Wherever "this" turns up in the entries, copy out the line that holds it.

** Opening Dataset content block **

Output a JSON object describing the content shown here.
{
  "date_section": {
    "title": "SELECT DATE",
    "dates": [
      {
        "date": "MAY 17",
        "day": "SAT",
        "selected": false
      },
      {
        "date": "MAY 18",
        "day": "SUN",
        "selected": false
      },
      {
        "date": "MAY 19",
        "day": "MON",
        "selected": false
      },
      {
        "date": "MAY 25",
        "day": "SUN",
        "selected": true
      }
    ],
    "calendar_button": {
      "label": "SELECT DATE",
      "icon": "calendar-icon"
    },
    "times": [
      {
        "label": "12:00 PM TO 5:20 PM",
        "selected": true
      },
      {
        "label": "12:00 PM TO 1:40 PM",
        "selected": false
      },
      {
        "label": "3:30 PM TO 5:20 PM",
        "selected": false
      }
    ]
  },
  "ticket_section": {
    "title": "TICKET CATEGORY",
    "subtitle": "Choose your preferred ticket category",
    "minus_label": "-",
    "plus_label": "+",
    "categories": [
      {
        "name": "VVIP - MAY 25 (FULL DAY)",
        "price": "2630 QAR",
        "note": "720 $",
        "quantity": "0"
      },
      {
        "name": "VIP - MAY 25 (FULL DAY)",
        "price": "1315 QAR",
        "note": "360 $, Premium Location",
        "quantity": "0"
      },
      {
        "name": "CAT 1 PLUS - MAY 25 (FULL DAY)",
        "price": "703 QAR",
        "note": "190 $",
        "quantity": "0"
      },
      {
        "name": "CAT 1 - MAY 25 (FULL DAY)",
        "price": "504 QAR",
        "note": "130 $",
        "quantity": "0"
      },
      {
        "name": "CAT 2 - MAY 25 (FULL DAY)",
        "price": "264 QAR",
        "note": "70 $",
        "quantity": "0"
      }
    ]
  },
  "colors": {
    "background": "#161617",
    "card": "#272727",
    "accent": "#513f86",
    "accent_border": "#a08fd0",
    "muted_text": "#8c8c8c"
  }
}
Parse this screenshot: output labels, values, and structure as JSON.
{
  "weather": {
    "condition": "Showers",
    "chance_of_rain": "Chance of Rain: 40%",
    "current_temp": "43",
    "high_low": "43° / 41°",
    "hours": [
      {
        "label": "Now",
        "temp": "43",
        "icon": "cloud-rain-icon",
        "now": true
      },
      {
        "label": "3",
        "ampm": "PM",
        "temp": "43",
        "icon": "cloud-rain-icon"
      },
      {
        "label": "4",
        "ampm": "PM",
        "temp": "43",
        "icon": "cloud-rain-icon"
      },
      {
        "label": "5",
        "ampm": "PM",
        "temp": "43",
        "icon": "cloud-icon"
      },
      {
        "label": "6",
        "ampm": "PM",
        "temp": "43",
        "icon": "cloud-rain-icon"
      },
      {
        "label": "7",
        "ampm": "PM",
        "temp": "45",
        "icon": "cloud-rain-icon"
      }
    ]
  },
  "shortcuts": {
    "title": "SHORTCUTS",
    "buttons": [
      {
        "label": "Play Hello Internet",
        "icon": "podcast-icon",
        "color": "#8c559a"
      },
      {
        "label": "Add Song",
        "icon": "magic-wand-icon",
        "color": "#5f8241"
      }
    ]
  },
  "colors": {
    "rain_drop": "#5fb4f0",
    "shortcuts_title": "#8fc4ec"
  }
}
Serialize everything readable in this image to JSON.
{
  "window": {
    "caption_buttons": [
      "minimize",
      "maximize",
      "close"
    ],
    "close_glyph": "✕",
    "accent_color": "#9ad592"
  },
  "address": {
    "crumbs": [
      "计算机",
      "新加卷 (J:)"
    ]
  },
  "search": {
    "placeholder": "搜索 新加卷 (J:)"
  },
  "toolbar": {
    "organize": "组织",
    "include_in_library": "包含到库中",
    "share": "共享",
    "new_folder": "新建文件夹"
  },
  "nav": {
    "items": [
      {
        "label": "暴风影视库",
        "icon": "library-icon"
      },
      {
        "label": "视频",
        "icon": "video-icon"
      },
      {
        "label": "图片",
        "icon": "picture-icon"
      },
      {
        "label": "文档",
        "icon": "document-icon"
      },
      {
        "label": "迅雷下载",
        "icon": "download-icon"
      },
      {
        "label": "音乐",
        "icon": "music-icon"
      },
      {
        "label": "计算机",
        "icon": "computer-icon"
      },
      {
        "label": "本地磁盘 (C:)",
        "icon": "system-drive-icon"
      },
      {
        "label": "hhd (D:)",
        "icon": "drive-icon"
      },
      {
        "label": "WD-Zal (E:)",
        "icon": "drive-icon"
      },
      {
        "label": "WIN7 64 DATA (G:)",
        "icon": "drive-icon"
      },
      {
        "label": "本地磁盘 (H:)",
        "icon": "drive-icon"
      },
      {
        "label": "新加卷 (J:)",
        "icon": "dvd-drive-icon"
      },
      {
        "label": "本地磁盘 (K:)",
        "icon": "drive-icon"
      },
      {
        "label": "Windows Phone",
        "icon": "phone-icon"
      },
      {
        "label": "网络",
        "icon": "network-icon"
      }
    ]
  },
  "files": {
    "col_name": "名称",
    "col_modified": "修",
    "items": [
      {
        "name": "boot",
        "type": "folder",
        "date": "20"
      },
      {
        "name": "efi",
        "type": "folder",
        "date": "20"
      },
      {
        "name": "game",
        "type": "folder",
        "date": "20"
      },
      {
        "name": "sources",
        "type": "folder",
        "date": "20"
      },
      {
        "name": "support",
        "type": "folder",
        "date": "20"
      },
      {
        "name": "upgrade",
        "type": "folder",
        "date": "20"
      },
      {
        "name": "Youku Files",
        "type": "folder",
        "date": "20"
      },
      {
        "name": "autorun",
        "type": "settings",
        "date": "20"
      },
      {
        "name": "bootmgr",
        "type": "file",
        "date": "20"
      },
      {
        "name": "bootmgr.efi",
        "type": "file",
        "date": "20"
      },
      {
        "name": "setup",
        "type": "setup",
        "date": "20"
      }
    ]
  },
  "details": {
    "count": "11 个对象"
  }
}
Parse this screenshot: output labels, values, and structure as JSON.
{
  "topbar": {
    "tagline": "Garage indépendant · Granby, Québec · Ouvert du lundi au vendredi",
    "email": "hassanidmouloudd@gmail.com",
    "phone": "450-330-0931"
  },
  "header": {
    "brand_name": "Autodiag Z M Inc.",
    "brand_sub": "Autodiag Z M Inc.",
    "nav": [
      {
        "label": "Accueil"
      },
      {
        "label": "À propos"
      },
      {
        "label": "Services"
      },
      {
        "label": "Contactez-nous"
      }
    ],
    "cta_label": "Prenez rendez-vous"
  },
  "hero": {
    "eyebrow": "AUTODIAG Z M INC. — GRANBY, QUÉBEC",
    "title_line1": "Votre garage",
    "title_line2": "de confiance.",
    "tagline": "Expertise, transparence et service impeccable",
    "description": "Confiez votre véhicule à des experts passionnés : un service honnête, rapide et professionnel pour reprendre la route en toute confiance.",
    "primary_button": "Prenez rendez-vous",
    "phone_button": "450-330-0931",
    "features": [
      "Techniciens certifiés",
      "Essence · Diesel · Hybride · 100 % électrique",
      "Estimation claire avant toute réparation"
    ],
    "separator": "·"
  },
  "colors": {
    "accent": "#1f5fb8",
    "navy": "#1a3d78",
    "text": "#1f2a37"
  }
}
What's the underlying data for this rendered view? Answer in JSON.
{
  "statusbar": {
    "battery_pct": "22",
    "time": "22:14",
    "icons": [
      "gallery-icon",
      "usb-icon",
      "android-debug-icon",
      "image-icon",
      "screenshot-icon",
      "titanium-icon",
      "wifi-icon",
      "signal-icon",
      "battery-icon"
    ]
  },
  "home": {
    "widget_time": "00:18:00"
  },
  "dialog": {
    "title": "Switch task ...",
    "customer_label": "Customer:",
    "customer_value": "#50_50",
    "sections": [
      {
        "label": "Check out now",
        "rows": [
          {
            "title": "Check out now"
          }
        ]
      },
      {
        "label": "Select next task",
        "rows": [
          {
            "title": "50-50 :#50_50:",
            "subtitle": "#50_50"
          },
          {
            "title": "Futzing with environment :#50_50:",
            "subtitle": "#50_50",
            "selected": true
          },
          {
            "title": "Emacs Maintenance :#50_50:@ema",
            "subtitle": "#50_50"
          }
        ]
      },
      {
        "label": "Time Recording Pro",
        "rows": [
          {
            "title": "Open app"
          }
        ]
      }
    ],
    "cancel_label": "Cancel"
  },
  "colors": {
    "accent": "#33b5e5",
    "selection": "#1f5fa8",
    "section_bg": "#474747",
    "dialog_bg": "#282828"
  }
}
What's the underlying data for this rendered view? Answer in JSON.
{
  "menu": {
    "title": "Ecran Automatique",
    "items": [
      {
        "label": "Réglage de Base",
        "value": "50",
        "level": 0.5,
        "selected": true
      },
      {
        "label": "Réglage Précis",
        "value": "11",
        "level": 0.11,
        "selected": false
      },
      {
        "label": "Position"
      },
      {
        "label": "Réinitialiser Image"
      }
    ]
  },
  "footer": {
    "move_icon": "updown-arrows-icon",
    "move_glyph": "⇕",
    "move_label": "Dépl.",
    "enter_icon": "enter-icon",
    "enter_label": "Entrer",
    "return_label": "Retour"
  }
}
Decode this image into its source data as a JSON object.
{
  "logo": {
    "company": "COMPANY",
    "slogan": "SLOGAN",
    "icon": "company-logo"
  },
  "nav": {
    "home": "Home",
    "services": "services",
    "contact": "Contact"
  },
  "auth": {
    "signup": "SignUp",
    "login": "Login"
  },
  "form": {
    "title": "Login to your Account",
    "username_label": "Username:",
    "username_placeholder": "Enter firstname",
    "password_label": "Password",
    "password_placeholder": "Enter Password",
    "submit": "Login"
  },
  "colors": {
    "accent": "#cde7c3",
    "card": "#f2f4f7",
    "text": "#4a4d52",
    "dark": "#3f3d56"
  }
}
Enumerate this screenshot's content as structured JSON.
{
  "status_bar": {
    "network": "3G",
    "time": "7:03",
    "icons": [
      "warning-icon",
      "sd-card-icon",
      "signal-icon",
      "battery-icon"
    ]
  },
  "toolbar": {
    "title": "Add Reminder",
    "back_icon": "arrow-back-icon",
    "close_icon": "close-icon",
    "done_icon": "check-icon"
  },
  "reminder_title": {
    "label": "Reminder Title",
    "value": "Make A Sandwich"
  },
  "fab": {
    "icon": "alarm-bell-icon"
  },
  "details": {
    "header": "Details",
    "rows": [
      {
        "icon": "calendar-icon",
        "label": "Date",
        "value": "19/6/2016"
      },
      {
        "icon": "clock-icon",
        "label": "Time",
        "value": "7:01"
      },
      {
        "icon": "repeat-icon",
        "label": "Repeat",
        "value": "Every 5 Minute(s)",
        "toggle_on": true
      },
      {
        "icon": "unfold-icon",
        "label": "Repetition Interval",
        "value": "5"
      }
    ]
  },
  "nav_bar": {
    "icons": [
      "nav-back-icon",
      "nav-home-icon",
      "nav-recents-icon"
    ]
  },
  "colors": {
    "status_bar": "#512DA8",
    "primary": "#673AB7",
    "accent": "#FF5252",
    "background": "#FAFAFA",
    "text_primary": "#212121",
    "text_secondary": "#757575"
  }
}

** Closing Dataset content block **

### Problem solution:
Parse this screenshot: output labels, values, and structure as JSON.
Serialize everything readable in this image to JSON.
Parse this screenshot: output labels, values, and structure as JSON.
What's the underlying data for this rendered view? Answer in JSON.
What's the underlying data for this rendered view? Answer in JSON.
Decode this image into its source data as a JSON object.
Enumerate this screenshot's content as structured JSON.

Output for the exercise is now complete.